◆ **Task objective**
Go through the entries, filter for the word "reposts", and copy every line that has it.

◆ **Extracted data**
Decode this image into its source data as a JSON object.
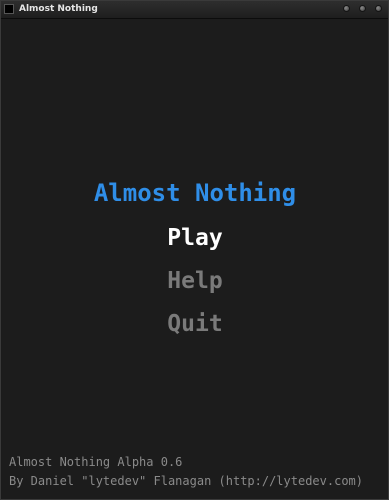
{
  "window": {
    "title": "Almost Nothing"
  },
  "menu": {
    "title": "Almost Nothing",
    "items": [
      {
        "label": "Play",
        "selected": true
      },
      {
        "label": "Help",
        "selected": false
      },
      {
        "label": "Quit",
        "selected": false
      }
    ]
  },
  "footer": {
    "version": "Almost Nothing Alpha 0.6",
    "credit": "By Daniel \"lytedev\" Flanagan (http://lytedev.com)"
  },
  "colors": {
    "background": "#1c1c1c",
    "title": "#2f8ee8",
    "selected": "#ffffff",
    "unselected": "#7a7a7a",
    "footer": "#8a8a8a"
  }
}
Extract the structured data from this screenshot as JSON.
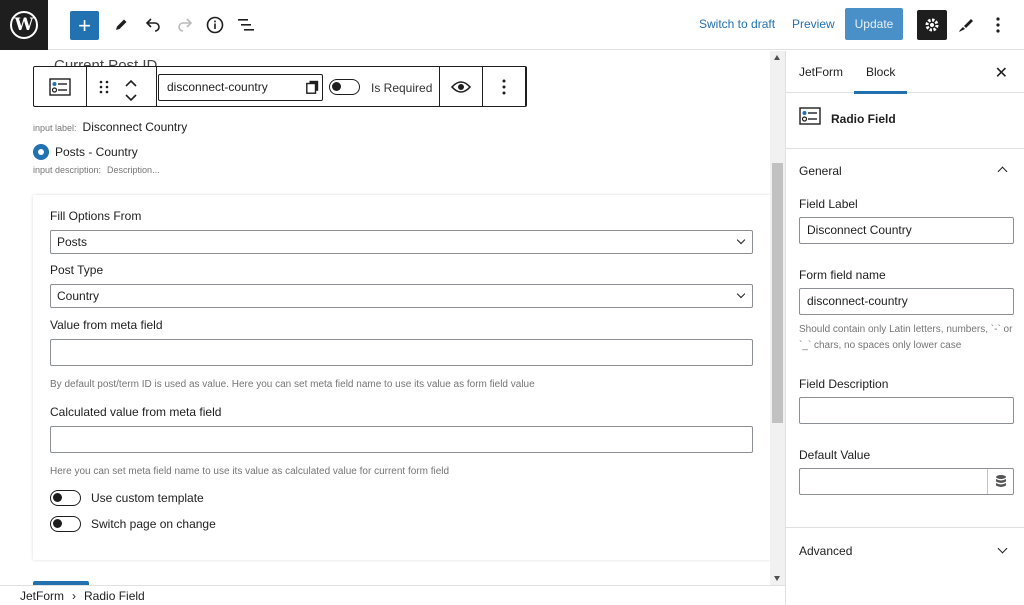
{
  "topbar": {
    "logo_text": "W",
    "add_label": "+",
    "switch_to_draft": "Switch to draft",
    "preview": "Preview",
    "update": "Update",
    "icons": [
      "wordpress-logo",
      "plus-icon",
      "pencil-icon",
      "undo-icon",
      "redo-icon",
      "info-icon",
      "list-view-icon",
      "gear-icon",
      "brush-icon",
      "kebab-icon"
    ]
  },
  "canvas": {
    "previous_block_title": "Current Post ID",
    "block_toolbar": {
      "field_name_value": "disconnect-country",
      "is_required_label": "Is Required"
    },
    "input_label_caption": "input label:",
    "input_label_value": "Disconnect Country",
    "radio_option": "Posts - Country",
    "input_description_caption": "input description:",
    "input_description_placeholder": "Description...",
    "panel": {
      "fill_options_label": "Fill Options From",
      "fill_options_value": "Posts",
      "post_type_label": "Post Type",
      "post_type_value": "Country",
      "value_meta_label": "Value from meta field",
      "value_meta_help": "By default post/term ID is used as value. Here you can set meta field name to use its value as form field value",
      "calc_meta_label": "Calculated value from meta field",
      "calc_meta_help": "Here you can set meta field name to use its value as calculated value for current form field",
      "custom_template_label": "Use custom template",
      "switch_page_label": "Switch page on change"
    }
  },
  "breadcrumb": {
    "root": "JetForm",
    "separator": "›",
    "current": "Radio Field"
  },
  "sidebar": {
    "tab_jetform": "JetForm",
    "tab_block": "Block",
    "close": "✕",
    "block_name": "Radio Field",
    "general_title": "General",
    "field_label_label": "Field Label",
    "field_label_value": "Disconnect Country",
    "form_field_name_label": "Form field name",
    "form_field_name_value": "disconnect-country",
    "form_field_name_help": "Should contain only Latin letters, numbers, `-` or `_` chars, no spaces only lower case",
    "field_description_label": "Field Description",
    "field_description_value": "",
    "default_value_label": "Default Value",
    "default_value_value": "",
    "advanced_title": "Advanced"
  },
  "colors": {
    "accent": "#2271b1",
    "dark": "#1e1e1e",
    "muted": "#757575"
  }
}
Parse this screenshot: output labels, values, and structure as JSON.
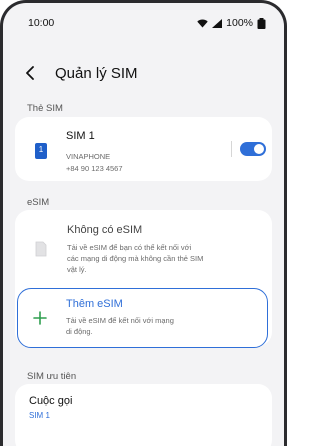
{
  "status_bar": {
    "time": "10:00",
    "battery": "100%"
  },
  "header": {
    "title": "Quản lý SIM"
  },
  "sections": {
    "physical_sim_label": "Thẻ SIM",
    "esim_label": "eSIM",
    "priority_label": "SIM ưu tiên"
  },
  "sim1": {
    "slot_number": "1",
    "name": "SIM 1",
    "carrier": "VINAPHONE",
    "number": "+84 90 123 4567",
    "enabled": true
  },
  "no_esim": {
    "title": "Không có eSIM",
    "description_lines": [
      "Tải về eSIM để bạn có thể kết nối với",
      "các mạng di động mà không cần thẻ SIM",
      "vật lý."
    ]
  },
  "add_esim": {
    "title": "Thêm eSIM",
    "description_lines": [
      "Tải về eSIM để kết nối với mạng",
      "di động."
    ]
  },
  "calls": {
    "title": "Cuộc gọi",
    "value": "SIM 1"
  },
  "colors": {
    "accent": "#2f6fd8",
    "sim_icon": "#1f5fc9",
    "plus": "#2e9e4f"
  }
}
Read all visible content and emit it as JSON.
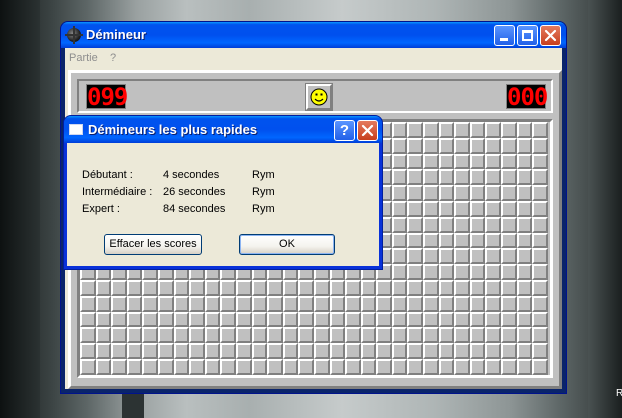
{
  "window": {
    "title": "Démineur",
    "menu": [
      "Partie",
      "?"
    ]
  },
  "game": {
    "mines_counter": "099",
    "timer": "000",
    "smiley": "smiley-face-icon",
    "grid": {
      "columns": 30,
      "rows": 16
    }
  },
  "dialog": {
    "title": "Démineurs les plus rapides",
    "help_label": "?",
    "scores": [
      {
        "level": "Débutant :",
        "time": "4 secondes",
        "name": "Rym"
      },
      {
        "level": "Intermédiaire :",
        "time": "26 secondes",
        "name": "Rym"
      },
      {
        "level": "Expert :",
        "time": "84 secondes",
        "name": "Rym"
      }
    ],
    "reset_label": "Effacer les scores",
    "ok_label": "OK"
  },
  "desktop": {
    "edge_text": "R"
  },
  "colors": {
    "title_blue": "#0053ee",
    "counter_red": "#ff0000",
    "face_yellow": "#ffff00",
    "close_red": "#c73e1d"
  }
}
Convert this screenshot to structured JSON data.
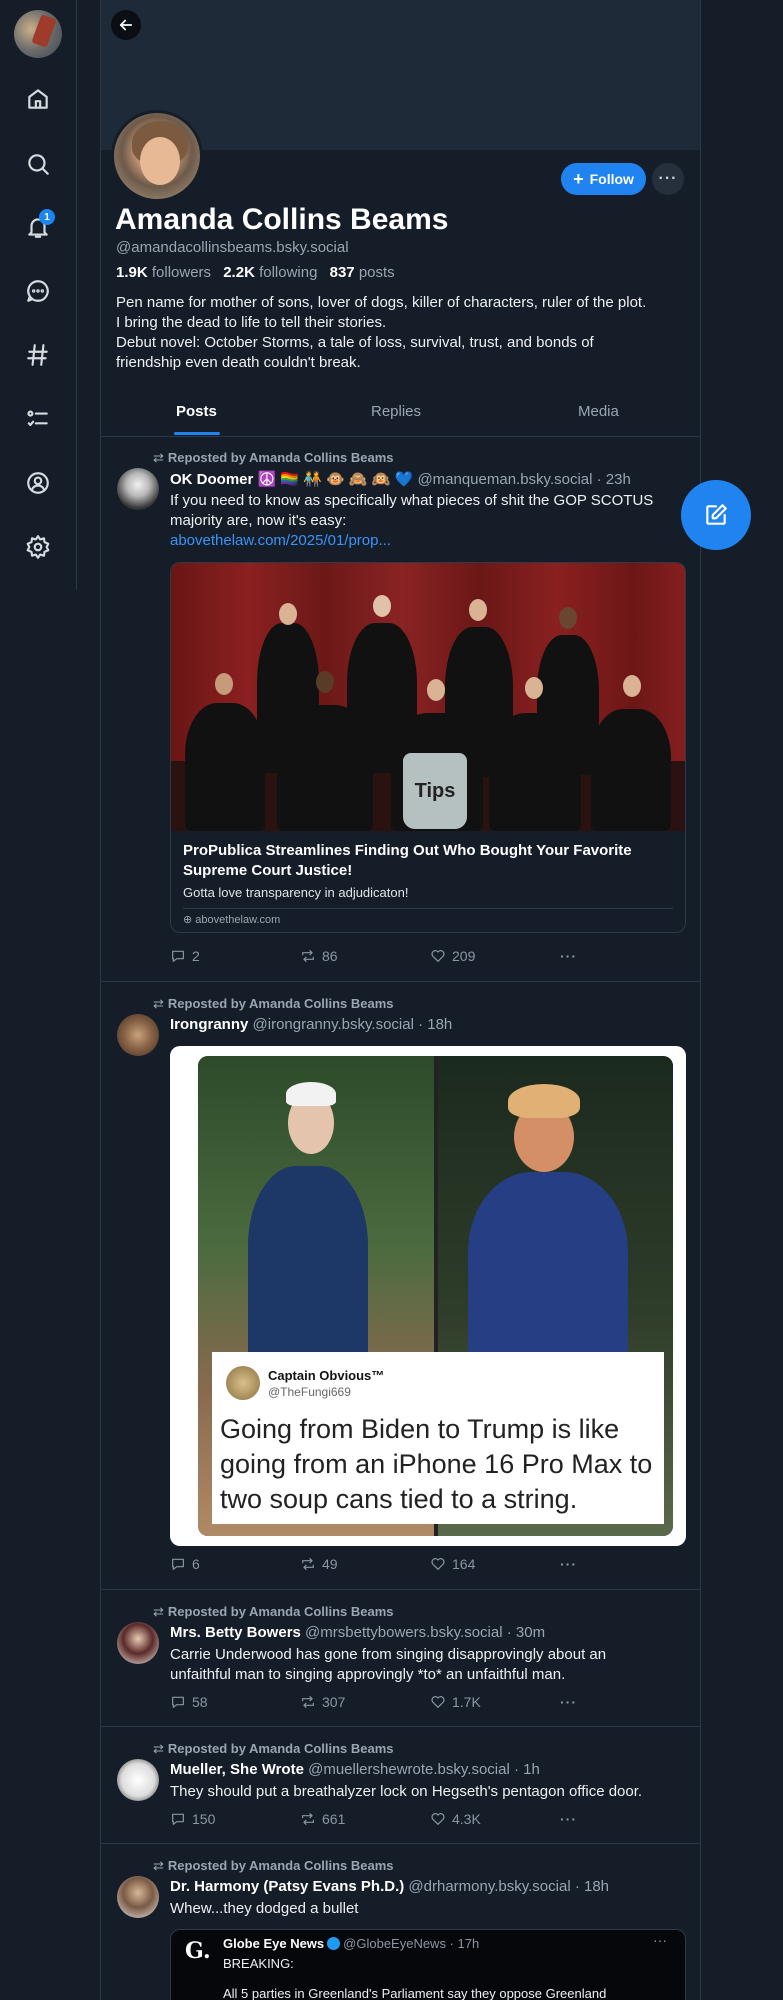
{
  "nav": {
    "notifications_badge": "1"
  },
  "profile": {
    "name": "Amanda Collins Beams",
    "handle": "@amandacollinsbeams.bsky.social",
    "followers_count": "1.9K",
    "followers_label": "followers",
    "following_count": "2.2K",
    "following_label": "following",
    "posts_count": "837",
    "posts_label": "posts",
    "bio_lines": [
      "Pen name for mother of sons, lover of dogs, killer of characters, ruler of the plot.",
      "I bring the dead to life to tell their stories.",
      "Debut novel: October Storms, a tale of loss, survival, trust, and bonds of",
      "friendship even death couldn't break."
    ],
    "follow_label": "Follow",
    "more_label": "···"
  },
  "tabs": [
    "Posts",
    "Replies",
    "Media"
  ],
  "feed": [
    {
      "repost_label": "Reposted by Amanda Collins Beams",
      "author": "OK Doomer ☮️ 🏳️‍🌈 🧑‍🤝‍🧑 🐵 🙈 🙉 💙",
      "handle_time": "@manqueman.bsky.social · 23h",
      "text_lines": [
        "If you need to know as specifically what pieces of shit the GOP SCOTUS",
        "majority are, now it's easy:"
      ],
      "link": "abovethelaw.com/2025/01/prop...",
      "card": {
        "title": "ProPublica Streamlines Finding Out Who Bought Your Favorite Supreme Court Justice!",
        "desc": "Gotta love transparency in adjudicaton!",
        "domain": "abovethelaw.com",
        "jar_label": "Tips"
      },
      "replies": "2",
      "reposts": "86",
      "likes": "209"
    },
    {
      "repost_label": "Reposted by Amanda Collins Beams",
      "author": "Irongranny",
      "handle_time": "@irongranny.bsky.social · 18h",
      "meme": {
        "name": "Captain Obvious™",
        "handle": "@TheFungi669",
        "text": "Going from Biden to Trump is like going from an iPhone 16 Pro Max to two soup cans tied to a string."
      },
      "replies": "6",
      "reposts": "49",
      "likes": "164"
    },
    {
      "repost_label": "Reposted by Amanda Collins Beams",
      "author": "Mrs. Betty Bowers",
      "handle_time": "@mrsbettybowers.bsky.social · 30m",
      "text_lines": [
        "Carrie Underwood has gone from singing disapprovingly about an",
        "unfaithful man to singing approvingly *to* an unfaithful man."
      ],
      "replies": "58",
      "reposts": "307",
      "likes": "1.7K"
    },
    {
      "repost_label": "Reposted by Amanda Collins Beams",
      "author": "Mueller, She Wrote",
      "handle_time": "@muellershewrote.bsky.social · 1h",
      "text_lines": [
        "They should put a breathalyzer lock on Hegseth's pentagon office door."
      ],
      "replies": "150",
      "reposts": "661",
      "likes": "4.3K"
    },
    {
      "repost_label": "Reposted by Amanda Collins Beams",
      "author": "Dr. Harmony (Patsy Evans Ph.D.)",
      "handle_time": "@drharmony.bsky.social · 18h",
      "text_lines": [
        "Whew...they dodged a bullet"
      ],
      "quote": {
        "logo": "G.",
        "name": "Globe Eye News",
        "handle_time": "@GlobeEyeNews · 17h",
        "line1": "BREAKING:",
        "line2": "All 5 parties in Greenland's Parliament say they oppose Greenland"
      }
    }
  ],
  "colors": {
    "background": "#151d28",
    "accent": "#1f83f0",
    "link": "#3b93f7",
    "muted": "#9aa5b2"
  }
}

◆ **Response area**
      "reposts": "86",
      "reposts": "49",
      "reposts": "307",
      "reposts": "661",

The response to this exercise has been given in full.